(Extracted data Opens)

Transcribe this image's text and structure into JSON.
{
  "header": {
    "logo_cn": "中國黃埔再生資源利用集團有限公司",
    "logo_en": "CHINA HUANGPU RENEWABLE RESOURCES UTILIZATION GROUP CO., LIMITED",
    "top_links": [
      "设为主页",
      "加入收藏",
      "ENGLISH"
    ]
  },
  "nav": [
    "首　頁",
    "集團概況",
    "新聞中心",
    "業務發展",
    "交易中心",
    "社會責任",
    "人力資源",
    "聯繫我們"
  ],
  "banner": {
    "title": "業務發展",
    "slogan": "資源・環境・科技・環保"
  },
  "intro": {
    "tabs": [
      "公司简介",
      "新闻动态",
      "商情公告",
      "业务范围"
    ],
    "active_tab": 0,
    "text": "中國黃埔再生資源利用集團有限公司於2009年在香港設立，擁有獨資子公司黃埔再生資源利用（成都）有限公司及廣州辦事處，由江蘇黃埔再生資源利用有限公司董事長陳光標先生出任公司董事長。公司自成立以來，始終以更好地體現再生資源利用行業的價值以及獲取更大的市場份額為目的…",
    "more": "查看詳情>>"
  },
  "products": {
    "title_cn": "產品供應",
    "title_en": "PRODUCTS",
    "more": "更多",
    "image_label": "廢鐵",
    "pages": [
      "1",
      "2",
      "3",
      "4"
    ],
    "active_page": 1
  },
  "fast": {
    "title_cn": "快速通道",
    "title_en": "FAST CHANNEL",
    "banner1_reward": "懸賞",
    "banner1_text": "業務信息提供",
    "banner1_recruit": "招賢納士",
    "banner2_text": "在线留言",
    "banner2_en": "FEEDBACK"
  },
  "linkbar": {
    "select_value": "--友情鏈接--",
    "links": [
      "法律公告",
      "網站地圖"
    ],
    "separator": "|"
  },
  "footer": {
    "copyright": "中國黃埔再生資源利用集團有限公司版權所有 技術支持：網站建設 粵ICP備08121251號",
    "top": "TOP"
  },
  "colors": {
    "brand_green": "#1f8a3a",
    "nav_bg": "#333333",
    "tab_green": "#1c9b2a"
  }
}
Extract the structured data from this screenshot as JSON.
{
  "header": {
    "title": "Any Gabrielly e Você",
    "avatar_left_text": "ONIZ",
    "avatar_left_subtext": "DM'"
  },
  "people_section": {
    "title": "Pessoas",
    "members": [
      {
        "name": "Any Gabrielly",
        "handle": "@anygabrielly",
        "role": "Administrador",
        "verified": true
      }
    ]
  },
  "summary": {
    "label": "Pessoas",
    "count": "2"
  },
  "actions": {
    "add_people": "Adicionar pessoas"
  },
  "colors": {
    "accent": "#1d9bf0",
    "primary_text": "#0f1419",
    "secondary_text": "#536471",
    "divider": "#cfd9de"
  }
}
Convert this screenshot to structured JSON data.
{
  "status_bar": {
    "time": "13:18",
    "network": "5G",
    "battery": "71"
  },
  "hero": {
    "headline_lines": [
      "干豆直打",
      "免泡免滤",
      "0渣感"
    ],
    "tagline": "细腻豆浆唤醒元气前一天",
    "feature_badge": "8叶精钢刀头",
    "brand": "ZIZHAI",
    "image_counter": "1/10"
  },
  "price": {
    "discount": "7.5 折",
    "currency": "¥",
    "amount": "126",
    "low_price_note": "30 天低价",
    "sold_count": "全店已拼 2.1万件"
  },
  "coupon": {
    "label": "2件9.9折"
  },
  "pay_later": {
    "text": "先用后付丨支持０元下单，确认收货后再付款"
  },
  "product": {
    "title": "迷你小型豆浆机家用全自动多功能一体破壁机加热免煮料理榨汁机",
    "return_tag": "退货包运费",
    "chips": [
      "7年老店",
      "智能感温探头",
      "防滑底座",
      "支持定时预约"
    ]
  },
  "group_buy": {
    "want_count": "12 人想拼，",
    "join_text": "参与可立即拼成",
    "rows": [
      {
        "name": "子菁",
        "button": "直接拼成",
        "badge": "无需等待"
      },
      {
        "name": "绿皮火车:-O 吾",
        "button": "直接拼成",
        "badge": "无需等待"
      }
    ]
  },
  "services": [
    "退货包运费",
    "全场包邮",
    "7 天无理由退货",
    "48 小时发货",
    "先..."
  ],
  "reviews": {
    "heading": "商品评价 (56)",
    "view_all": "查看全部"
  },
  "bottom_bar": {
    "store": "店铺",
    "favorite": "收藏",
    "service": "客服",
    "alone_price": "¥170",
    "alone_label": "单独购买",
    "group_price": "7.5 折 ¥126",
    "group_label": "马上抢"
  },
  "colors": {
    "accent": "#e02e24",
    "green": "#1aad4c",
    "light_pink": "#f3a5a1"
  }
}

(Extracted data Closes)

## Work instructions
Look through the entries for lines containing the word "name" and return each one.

## Response to this task
        "name": "Any Gabrielly",
        "name": "子菁",
        "name": "绿皮火车:-O 吾",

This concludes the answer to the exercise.